Mary Polak, the B.C. environment minister, and Steve Thomson, minister of forests, lands and natural resource operations, also announced Tuesday that they had issued an environmental assessment certificate to BC Hydro, with 77 conditions. They include a $20-million compensation fund for lost agricultural lands and activities, the development of an aboriginal business participation plan, and protocols to reduce harm to wildlife and its habitat.
BC Hydro spokesman Dave Conway said the Crown corporation is pleased with Tuesday's government decisions. He said the federal and provincial conditions for the project appear to be similar and Hydro expects "we could meet those conditions."
Should Hydro receive "financial investment" approval from the province this fall, as well as required federal fisheries and navigable waters authorizations, site preparation work could begin as early as January, Conway said. Construction is expected to take eight years.
Andrea Morison, coordinator of the Peace Valley Environment Association, said she is disappointed by the federal government decision, but said that pressure would now ramp up on the provincial cabinet to reject the project.

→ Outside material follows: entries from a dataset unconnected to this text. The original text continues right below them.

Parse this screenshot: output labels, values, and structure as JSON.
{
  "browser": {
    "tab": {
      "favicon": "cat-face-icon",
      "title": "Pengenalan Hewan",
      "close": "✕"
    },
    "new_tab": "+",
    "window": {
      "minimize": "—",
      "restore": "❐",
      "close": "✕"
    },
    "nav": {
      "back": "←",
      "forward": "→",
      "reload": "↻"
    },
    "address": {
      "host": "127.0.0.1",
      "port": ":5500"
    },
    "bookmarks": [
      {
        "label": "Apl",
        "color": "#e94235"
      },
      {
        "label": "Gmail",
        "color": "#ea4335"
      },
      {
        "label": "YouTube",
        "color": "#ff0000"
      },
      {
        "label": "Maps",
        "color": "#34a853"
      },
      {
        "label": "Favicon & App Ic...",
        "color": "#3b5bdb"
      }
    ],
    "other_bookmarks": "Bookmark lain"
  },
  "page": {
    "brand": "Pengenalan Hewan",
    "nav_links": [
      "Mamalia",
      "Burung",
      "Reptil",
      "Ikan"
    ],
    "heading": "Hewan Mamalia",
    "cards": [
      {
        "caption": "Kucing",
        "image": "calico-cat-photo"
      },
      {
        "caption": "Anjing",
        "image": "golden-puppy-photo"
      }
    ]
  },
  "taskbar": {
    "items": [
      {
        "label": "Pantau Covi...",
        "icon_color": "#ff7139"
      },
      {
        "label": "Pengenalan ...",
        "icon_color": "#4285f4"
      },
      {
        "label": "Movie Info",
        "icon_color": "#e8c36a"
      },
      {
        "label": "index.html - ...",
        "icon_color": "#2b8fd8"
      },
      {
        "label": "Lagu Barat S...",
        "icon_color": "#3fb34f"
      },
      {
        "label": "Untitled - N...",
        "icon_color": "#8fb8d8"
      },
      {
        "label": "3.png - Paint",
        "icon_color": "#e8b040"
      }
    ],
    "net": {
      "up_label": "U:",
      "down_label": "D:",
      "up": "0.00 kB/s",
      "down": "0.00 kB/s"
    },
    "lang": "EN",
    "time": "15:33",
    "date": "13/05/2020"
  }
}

"We don't see it as a fait accompli," she said. "This project is not in the interest of British Columbians. It's not something we need."
The joint review panel described Site C in May as the best and cheapest alternative for new energy in the province, but said the Crown corporation had not proven that the project should proceed at this time.
The panel recommended the B.C. Utilities Commission, which ruled in 1983 that Site C was not needed, look at the issue of need. But the province has rejected that suggestion.
Morison noted that Treaty 8 First Nations in the Peace River have repeatedly warned they will resort to legal action to stop the project. "They have every intention of taking them to court on this if cabinet does decide to approve the project. We'll be backing them up."
Last month, First Nations told the provincial government it could have either the Site C dam or liquefied natural gas from the northeast, but not both.
Chief Roland Willson of the West Moberly First Nation said a recent decision from the Supreme Court of Canada has bolstered their say in any industrial development on that land. "If you want to push Site C, we're not going to be in favour of any LNG projects, any of the pipeline projects up there."
In a brief news conference Tuesday, Polak said she believed there had been adequate consultation with aboriginal groups.
Polak said the government has yet to decide to go ahead with the project.
"Government, broadly, still needs to make a decision with respect to a final investment decision," she said.
Paul Kariya, executive director of Clean Energy BC, said independent power producers "offer a robust, cost-effective alternative" to "adding another $8 billion of public debt" for Site C.
During the panel hearings, however, BC Hydro stated: "Intermittent resources such as wind and run-of-river provide little dependable capacity."
At 1,050 metres long and 60 metres high, the dam would flood 83 kilometres of the Peace River Valley from approximately Fort St. John to Hudson's Hope.
Site C is downstream of the W.A.C. Bennett and Peace Canyon dams and would also flood 14 kilometres of the Halfway River, 10 kilometres of the Moberly River, eight kilometres of Cache Creek, three kilometres of Farrell Creek and one kilometre of Lynx Creek.
BC Hydro says about 5,550 hectares of land would be submerged, including the loss of about 3,800 hectares of land capable of agricultural production.